We just derived the formula for Euler's method:

${\displaystyle y_{i+1}=y_{i}+f(x_{i},y_{i})(x_{i+1}-x_{i})}$

## Example

Given ${\displaystyle {\frac {dy}{dx}}=y}$, and ${\displaystyle y(0)=1}$, solve it for ${\displaystyle x}$ at 1, i.e. y(1).

The Euler's method formula is a recursively defined function, which can be calculated iteratively. ${\displaystyle (x_{i+1}-x_{i})}$ is called the step size. If we pick a step size of 1 the solution is as follows:

Illustration of numerical integration for the equation ${\displaystyle y'=y,y(0)=1.}$ Blue is the Euler method; green, the midpoint method; red, the exact solution, ${\displaystyle y=e^{t}.}$ The step size is h = 1.0.
${\displaystyle i}$ ${\displaystyle x_{i}}$ ${\displaystyle y_{i}}$ ${\displaystyle dy/dx}$
0 0 1 1
1 1 2 2
2 2 4 4
3 3 8 8

Another way to derive Euler's method is to use taylor expansion around ${\displaystyle x_{i}}$:

${\displaystyle y(x_{0}+h)=y(x_{0})+hy'(x_{0})+{\frac {1}{2}}h^{2}y''(x_{0})+O(h^{3}).}$

If we ignore higher order derivative terms we get the Euler's method formula:

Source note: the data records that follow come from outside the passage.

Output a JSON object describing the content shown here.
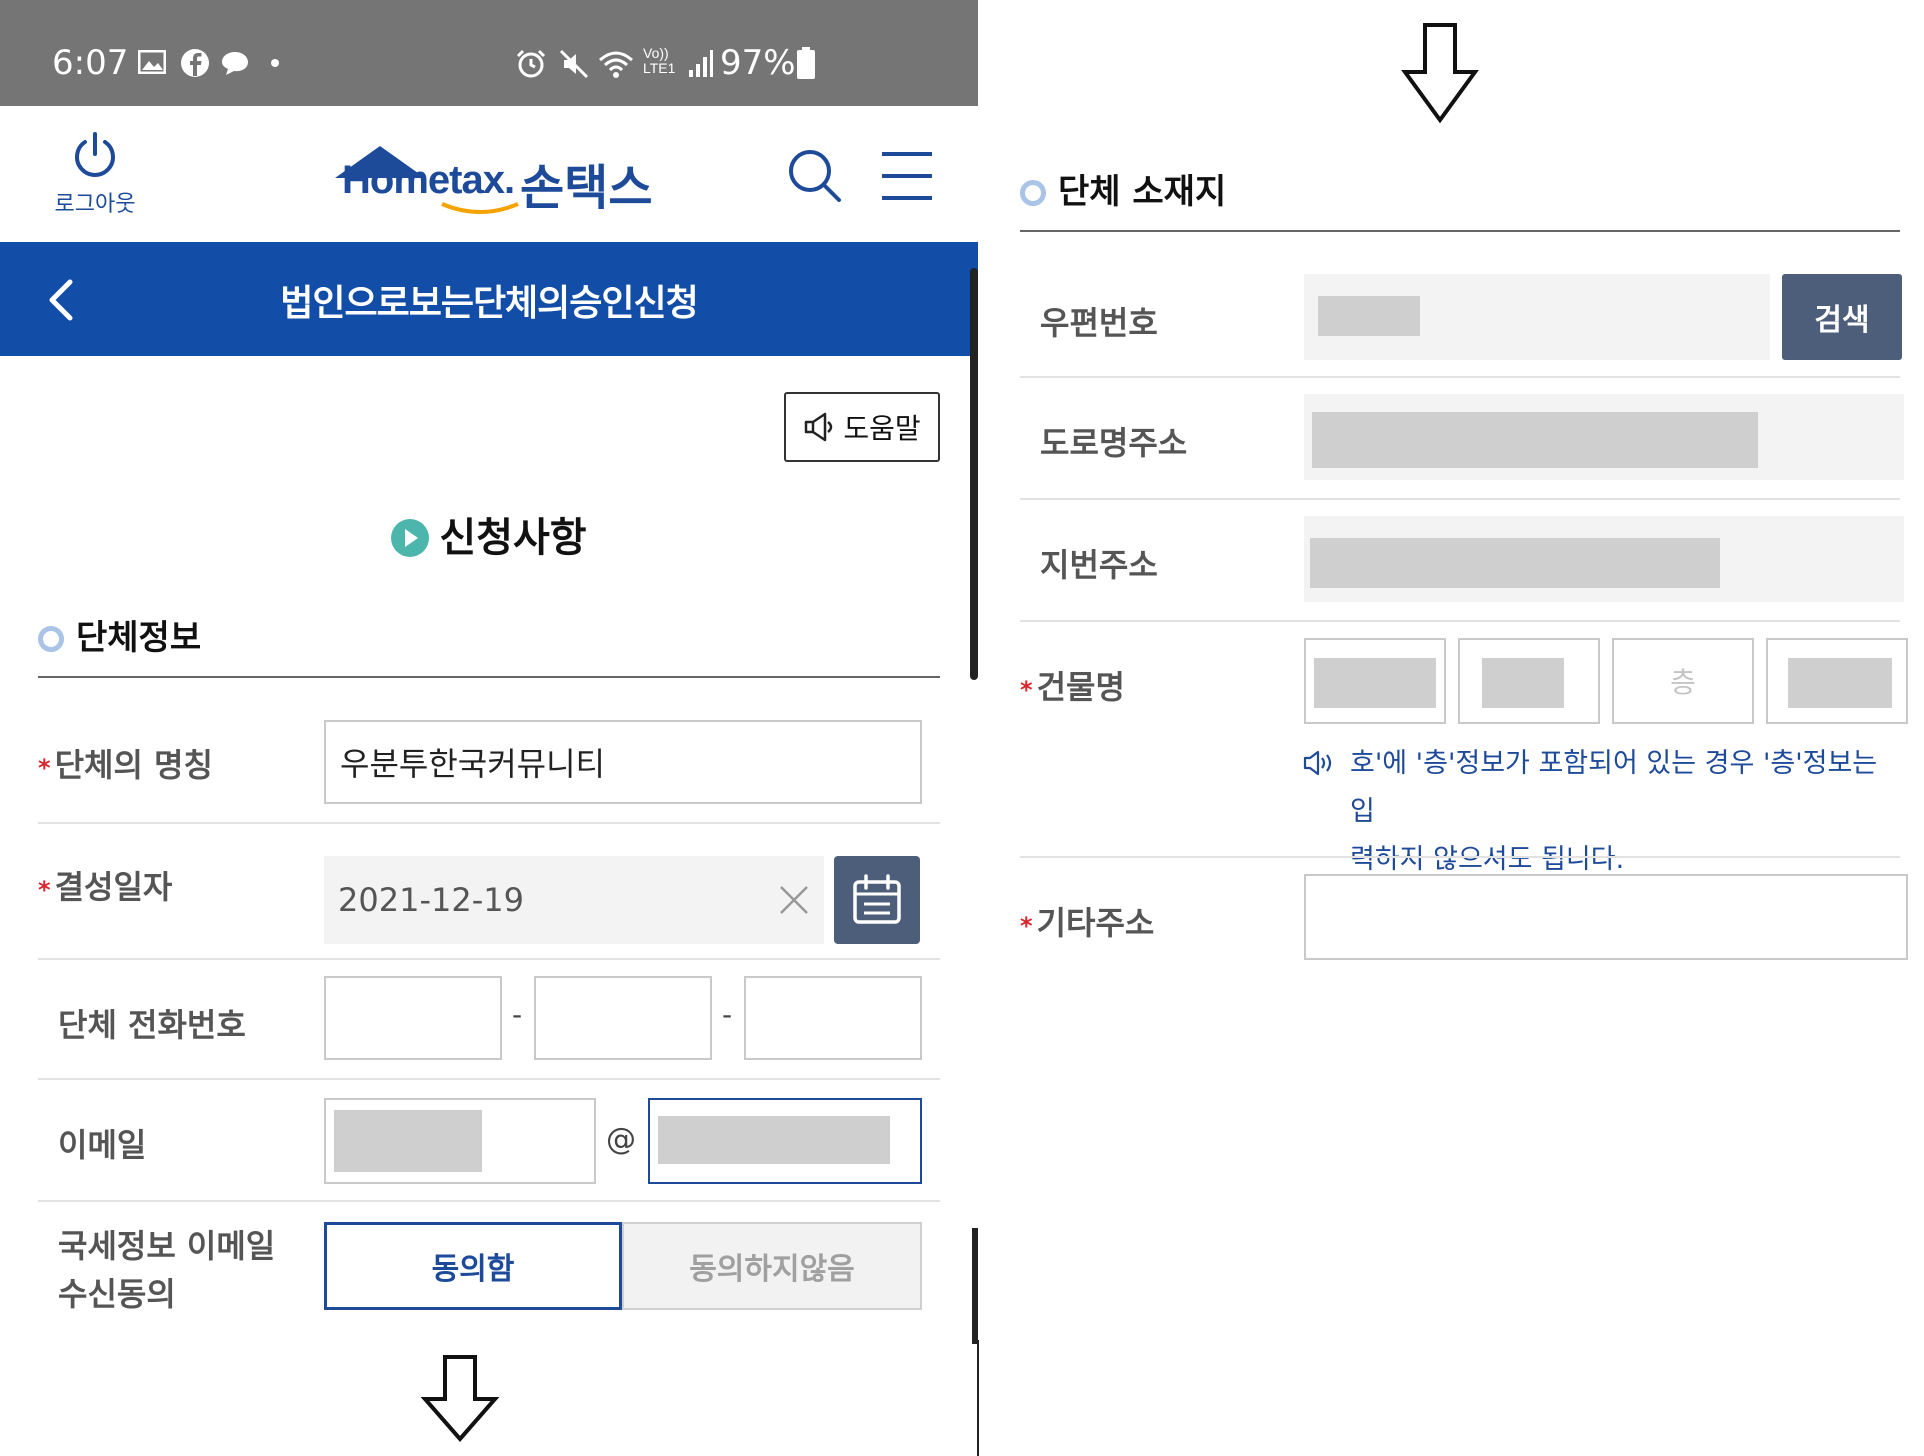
{
  "status_bar": {
    "time": "6:07",
    "battery": "97%",
    "left_icons": [
      "gallery-icon",
      "facebook-icon",
      "chat-bubble-icon",
      "dot-icon"
    ],
    "right_icons": [
      "alarm-icon",
      "mute-icon",
      "wifi-icon",
      "volte-icon",
      "signal-icon",
      "battery-icon"
    ]
  },
  "header": {
    "logout_label": "로그아웃",
    "logo_text": "Hometax.",
    "logo_kor": "손택스"
  },
  "title_bar": {
    "title": "법인으로보는단체의승인신청"
  },
  "help_button": {
    "label": "도움말"
  },
  "section": {
    "title": "신청사항"
  },
  "group_info": {
    "heading": "단체정보",
    "name_label": "단체의 명칭",
    "name_value": "우분투한국커뮤니티",
    "date_label": "결성일자",
    "date_value": "2021-12-19",
    "phone_label": "단체 전화번호",
    "phone_sep": "-",
    "email_label": "이메일",
    "email_at": "@",
    "consent_label_1": "국세정보 이메일",
    "consent_label_2": "수신동의",
    "consent_yes": "동의함",
    "consent_no": "동의하지않음"
  },
  "location": {
    "heading": "단체 소재지",
    "zip_label": "우편번호",
    "search_label": "검색",
    "road_label": "도로명주소",
    "lot_label": "지번주소",
    "building_label": "건물명",
    "floor_placeholder": "층",
    "note_line1": "호'에 '층'정보가 포함되어 있는 경우 '층'정보는 입",
    "note_line2": "력하지 않으셔도 됩니다.",
    "other_label": "기타주소"
  },
  "colors": {
    "brand_blue": "#124da8",
    "title_bar": "#124da8",
    "button_slate": "#4d5e7a",
    "required_red": "#d9262d",
    "status_bar": "#757575"
  }
}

${\displaystyle y(x_{0}+h)=y(x_{0})+hy'(x_{0})}$

# Runge-Kutta 2nd Order Method

One of the Runge-Kutta 2nd order method is the midpoint method, which is a modified Euler's method (one-step method) for numerically solving ordinary differential equations:

${\displaystyle y'(x)=f(x,y(x)),\quad y(x_{0})=y_{0}}$.

The midpoint method is given by the formula

${\displaystyle y_{i+1}=y_{i}+hf\left(x_{i}+{\frac {h}{2}},y_{i}+{\frac {h}{2}}f(x_{i},y_{i})\right)}$.

Note that ${\displaystyle y_{i}}$ is the approximation of ${\displaystyle y(x_{i})}$ using this method.

Illustration of the midpoint method assuming that ${\displaystyle y_{n}}$ equals the exact value ${\displaystyle y(t_{n}).}$ The midpoint method computes ${\displaystyle y_{n+1}}$ so that the red chord is approximately parallel to the tangent line at the midpoint (the green line).

# Runga-Kutta 4th Order Method

The Runga-Kutta 4th order method is often called "RK4", "classical Runge–Kutta method" or simply as "the Runge–Kutta method".

{\displaystyle {\begin{aligned}y_{i+1}&=y_{i}+{\tfrac {h}{6}}\left(k_{1}+2k_{2}+2k_{3}+k_{4}\right)\\x_{i+1}&=x_{i}+h\\\end{aligned}}}

for i = 0, 1, 2, 3, . . . , using

{\displaystyle {\begin{aligned}k_{1}&=f(x_{i},y_{i}),\\k_{2}&=f(x_{i}+{\tfrac {h}{2}},y_{i}+{\tfrac {1}{2}}k_{1}h),\\k_{3}&=f(x_{i}+{\tfrac {h}{2}},y_{i}+{\tfrac {1}{2}}k_{2}h),\\k_{4}&=f(x_{i}+h,y_{i}+k_{3}h).\end{aligned}}}

This method calculate ${\displaystyle y_{i+1}}$ by adding to ${\displaystyle y_{i}}$) a weighted average of four increments, each of which is the step size ${\displaystyle h}$ multiplied by an estimated slope:

• ${\displaystyle k_{1}}$ is the increment based on the estimated slope at the beginning of the interval (Euler's method) ;
• ${\displaystyle k_{2}}$ is the increment based on the slope at the midpoint of the interval;
• ${\displaystyle k_{3}}$ is again the increment based on the slope at the midpoint, but now using ${\displaystyle k_{2}}$;
• ${\displaystyle k_{4}}$ is the increment based on the slope at the end of the interval, using ${\displaystyle k_{3}}$.

In averaging the four increments, greater weight is given to the increments at the midpoint. The weights are chosen such that if ${\displaystyle f}$ is independent of ${\displaystyle y}$, so that the differential equation is equivalent to a simple integral.